Higher education office dismantled under budget plan
'It's difficult to see how one board can meet both sets of requirements.'
By Rebecca Keister PBN Staff Writer
The office of higher education would be dismantled under a General Assembly-approved plan to merge the state’s educational governing boards. Education officials so far have said little publicly about the move that essentially reverses a state-mandated structure created 30 years ago.
Some observers question whether the merger, part of the fiscal 2013 budget, will justly serve both higher education and secondary education.

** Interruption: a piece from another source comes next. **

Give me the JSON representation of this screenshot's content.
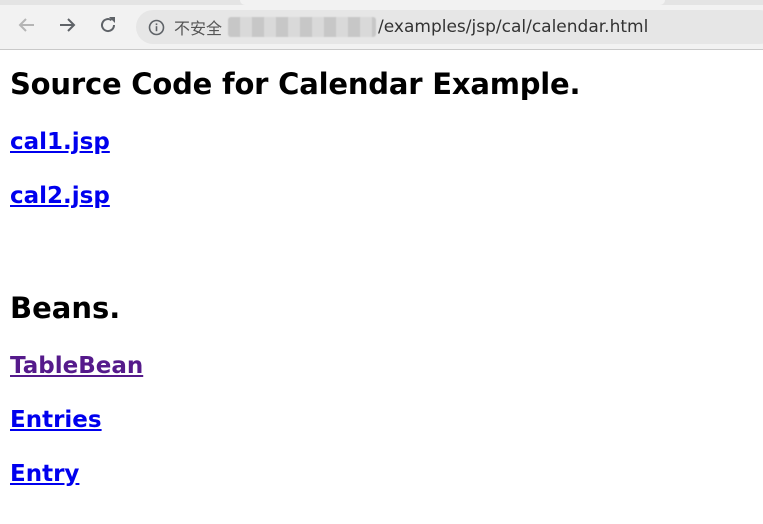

In the budget, the R.I. Board of Governors for Higher Education and the Rhode Island Board of Regents, which oversees elementary and secondary education, would be combined into one board with two commissioners.
“The boards are very different,” said Gary Sasse, director of Bryant University’s Institute for Public Leadership. “The board of regents is responsible [for regulating] our public school system. Higher Ed has a different mission. The board of governors [duty] is to set policy to be drivers of economic development.
“When you look at the breadth of responsibility, it’s difficult to see how one board can meet both sets of requirements,” Sasse continued. “We know from history that they can’t.”
Sasse was executive director of the Rhode Island Public Expenditure Council when, in 1982, the state separated its umbrella educational board into two sectors.
That was done in part, according to Sasse, when it was decided higher education was being largely ignored under that structure.
The R.I. Board of Education is established under Article 4 of the budget and effective Jan. 1, 2013. The Board of Governors and the Board of Regents would cease to exist on that same date. The office of higher education would be abolished on July 1, 2014. Implementation of the new structure would be complete on Jan. 1, 2014.
The article outlines that “the separate higher education system in the state of Rhode Island has not capitalized on opportunities and resources that have been made available due in part to a lack of coordination and efficiencies with elementary and secondary education. … Establishing a seamless, singular board of education will promote coordination and increase efficiencies.”